This estimate was up from 2,438 in 2020 and the highest number since their records began in 2015.

Madeline Pike, veterinary nurse for Direct Line Pet Insurance, said: “It’s devastating to see the number of dogs stolen continue to increase across the country.

"Unfortunately, the increase in dog ownership since the pandemic began and the subsequent rise in prices of these animals seems to make the crime even more appealing to thieves."

She said dog owners should take precautions such as keeping their pets on a lead when in busy areas, and avoiding leaving a dog tied up outside a shop, or left inside an empty car.

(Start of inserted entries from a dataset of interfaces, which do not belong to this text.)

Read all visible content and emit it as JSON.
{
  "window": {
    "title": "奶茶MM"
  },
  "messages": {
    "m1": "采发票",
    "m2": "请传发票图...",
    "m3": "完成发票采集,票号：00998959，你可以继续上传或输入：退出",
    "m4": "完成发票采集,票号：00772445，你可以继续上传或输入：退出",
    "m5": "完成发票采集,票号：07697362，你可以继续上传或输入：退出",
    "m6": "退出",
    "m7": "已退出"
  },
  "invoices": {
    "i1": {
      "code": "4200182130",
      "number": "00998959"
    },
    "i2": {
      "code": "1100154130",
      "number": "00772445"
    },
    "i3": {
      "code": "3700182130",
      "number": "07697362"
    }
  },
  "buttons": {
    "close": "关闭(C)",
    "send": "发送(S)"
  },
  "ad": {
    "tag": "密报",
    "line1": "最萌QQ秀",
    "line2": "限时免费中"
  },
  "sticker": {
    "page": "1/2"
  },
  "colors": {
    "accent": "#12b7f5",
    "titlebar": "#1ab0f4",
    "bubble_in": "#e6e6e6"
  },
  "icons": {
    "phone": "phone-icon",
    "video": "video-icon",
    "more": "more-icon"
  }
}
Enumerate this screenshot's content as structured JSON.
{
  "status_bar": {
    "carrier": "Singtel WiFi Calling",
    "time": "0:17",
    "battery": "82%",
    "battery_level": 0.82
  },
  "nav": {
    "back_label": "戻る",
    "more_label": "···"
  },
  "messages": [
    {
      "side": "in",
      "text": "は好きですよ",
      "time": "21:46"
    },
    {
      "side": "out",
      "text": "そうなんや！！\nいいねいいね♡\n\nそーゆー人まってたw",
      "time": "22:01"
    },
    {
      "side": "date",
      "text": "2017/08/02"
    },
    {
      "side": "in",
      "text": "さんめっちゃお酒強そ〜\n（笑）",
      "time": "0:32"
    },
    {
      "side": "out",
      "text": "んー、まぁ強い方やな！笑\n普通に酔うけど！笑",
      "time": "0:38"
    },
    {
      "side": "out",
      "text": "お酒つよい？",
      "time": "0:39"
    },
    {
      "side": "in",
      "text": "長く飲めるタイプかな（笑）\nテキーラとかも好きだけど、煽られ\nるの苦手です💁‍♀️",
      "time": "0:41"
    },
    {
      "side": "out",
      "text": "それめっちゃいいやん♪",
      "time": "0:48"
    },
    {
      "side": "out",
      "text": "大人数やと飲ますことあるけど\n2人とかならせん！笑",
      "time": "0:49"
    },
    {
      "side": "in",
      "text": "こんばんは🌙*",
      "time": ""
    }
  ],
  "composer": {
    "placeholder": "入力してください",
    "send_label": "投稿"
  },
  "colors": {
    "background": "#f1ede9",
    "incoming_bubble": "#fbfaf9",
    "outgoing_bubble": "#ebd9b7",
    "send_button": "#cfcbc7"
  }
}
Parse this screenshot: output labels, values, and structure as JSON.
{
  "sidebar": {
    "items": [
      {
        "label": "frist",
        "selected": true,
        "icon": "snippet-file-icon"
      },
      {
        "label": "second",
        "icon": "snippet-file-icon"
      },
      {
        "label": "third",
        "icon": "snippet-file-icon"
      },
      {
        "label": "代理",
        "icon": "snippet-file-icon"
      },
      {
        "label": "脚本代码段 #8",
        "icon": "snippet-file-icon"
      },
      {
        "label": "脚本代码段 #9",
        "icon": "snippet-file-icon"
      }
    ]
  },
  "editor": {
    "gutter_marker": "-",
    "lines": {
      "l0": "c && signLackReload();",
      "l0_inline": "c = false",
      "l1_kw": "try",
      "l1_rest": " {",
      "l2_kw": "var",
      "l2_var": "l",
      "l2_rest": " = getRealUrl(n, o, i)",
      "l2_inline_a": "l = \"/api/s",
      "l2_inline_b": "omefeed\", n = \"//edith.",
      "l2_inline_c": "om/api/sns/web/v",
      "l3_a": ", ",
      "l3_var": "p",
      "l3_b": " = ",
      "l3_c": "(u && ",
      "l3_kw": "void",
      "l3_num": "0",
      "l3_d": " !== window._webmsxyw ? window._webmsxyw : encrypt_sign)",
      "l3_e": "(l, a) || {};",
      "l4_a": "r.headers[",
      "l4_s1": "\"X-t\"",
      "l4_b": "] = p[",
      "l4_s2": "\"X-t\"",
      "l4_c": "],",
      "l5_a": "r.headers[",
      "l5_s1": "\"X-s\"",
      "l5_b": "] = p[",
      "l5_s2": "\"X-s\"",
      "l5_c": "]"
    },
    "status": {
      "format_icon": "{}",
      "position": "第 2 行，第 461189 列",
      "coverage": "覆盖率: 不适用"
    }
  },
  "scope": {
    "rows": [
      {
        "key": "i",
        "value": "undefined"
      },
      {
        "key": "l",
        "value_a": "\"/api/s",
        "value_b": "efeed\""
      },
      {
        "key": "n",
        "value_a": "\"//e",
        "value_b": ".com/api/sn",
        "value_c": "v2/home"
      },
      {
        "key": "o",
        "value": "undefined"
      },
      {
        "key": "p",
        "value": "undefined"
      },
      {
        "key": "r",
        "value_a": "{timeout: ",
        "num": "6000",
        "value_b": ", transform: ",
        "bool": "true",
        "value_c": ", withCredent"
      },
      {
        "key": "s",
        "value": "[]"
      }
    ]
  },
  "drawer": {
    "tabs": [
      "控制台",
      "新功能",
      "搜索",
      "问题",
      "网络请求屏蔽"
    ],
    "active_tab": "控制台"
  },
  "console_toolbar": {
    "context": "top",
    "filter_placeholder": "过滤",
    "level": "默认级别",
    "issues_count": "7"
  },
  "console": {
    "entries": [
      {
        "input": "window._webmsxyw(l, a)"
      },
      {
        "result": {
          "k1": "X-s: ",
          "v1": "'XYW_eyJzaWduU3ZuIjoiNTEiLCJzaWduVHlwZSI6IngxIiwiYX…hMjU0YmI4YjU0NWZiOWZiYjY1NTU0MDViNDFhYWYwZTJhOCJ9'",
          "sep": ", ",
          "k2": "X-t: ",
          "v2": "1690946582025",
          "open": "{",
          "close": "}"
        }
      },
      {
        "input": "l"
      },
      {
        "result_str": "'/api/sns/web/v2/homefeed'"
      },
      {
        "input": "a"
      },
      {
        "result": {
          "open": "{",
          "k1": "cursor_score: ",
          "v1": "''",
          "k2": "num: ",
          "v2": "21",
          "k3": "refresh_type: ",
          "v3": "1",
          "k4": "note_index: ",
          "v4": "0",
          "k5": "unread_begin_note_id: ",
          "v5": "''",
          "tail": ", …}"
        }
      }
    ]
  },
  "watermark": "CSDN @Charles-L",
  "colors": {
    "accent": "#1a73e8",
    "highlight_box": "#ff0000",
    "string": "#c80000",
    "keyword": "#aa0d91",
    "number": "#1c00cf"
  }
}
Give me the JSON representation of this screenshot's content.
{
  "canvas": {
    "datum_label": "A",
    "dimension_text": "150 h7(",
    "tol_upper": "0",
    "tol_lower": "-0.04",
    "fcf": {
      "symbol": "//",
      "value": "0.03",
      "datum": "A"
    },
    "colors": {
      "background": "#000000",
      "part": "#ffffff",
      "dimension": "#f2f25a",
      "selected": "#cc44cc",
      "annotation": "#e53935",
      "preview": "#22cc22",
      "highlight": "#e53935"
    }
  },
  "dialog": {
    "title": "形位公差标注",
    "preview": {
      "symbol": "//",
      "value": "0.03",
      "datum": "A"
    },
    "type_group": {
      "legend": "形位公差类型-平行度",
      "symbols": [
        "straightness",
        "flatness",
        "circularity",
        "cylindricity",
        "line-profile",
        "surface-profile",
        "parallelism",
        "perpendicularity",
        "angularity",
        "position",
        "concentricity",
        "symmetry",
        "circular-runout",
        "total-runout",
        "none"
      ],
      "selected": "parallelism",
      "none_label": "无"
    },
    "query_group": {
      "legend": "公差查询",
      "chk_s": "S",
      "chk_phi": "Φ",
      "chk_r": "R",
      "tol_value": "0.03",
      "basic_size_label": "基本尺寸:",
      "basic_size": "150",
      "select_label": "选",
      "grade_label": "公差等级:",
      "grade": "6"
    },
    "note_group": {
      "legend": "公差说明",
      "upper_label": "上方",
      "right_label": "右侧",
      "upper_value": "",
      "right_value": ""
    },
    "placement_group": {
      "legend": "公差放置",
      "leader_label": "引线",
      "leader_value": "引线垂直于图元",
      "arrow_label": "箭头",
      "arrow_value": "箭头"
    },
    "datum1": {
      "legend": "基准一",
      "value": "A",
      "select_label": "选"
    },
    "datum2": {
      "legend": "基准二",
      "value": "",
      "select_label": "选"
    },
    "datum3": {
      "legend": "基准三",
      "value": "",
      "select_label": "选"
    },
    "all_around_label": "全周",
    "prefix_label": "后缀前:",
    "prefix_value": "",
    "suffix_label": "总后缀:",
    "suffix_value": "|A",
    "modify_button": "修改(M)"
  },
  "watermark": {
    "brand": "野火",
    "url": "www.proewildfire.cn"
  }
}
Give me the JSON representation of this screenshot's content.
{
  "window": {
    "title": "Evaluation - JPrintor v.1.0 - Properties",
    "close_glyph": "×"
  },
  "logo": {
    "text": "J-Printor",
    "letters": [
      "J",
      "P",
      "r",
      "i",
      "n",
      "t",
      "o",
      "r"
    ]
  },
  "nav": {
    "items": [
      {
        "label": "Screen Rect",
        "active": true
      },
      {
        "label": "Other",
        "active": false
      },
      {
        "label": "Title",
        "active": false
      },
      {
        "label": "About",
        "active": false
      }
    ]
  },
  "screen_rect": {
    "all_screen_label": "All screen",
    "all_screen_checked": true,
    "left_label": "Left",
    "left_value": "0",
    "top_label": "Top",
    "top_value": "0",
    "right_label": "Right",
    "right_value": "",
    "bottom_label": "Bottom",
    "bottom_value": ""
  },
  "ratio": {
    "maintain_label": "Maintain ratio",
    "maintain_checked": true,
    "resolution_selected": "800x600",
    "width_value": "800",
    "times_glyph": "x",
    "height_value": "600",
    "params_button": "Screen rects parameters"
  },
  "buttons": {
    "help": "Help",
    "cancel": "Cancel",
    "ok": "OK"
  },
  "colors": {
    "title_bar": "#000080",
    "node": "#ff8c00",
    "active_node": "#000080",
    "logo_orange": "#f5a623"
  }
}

Dyfed and Powys saw the highest rate of stolen canines last year, with 36 incidents per 100,000 households.

Meanwhile, Surrey had a rate of just two dog thefts per 100,000 households.

In Greater Manchester, the rate was 0.

Along with an increase in thefts across the UK, the proportion of pooches returned to their owners also rose last year, to 22%.

Norfolk Constabulary reunited the greatest proportion of dogs with owners, returning 25 out of 29.

By comparison, none of the 10 dogs taken in Lincolnshire were returned.

In Greater Manchester, 143 of 679 dogs taken between 2015 and 2019 were returned.

The Stolen and Missing Pets Alliance said the demand for dogs during lockdown caused a "huge spike" in them being stolen for breeding, with their value also increasing.

Debbie Matthews, chief executive of the charity, said: "Dogs were also essentially being stolen ‘to order’ for people who were looking for a certain breed, but would never know that they were receiving a stolen dog.

"We would always recommend that a new owner gets the pet’s microchip registration checked as soon as possible."

Direct Line Pet Insurance said French bulldogs were the most stolen breed in 2021, followed by Jack Russells, chihuahuas and pugs.

The National Police Chiefs’ Council said those buying a dog should seek advice online first, check where it has come from, and ensure that it is being bought legally.

Deputy Chief Constable Amanda Blakeman, NPCC lead for acquisitive crime, added: "This helps reduce the ability of criminals to operate in this market.

"We would remind the public that rescue centres can often be a reliable and trusted source for those wishing to offer a home to a pet."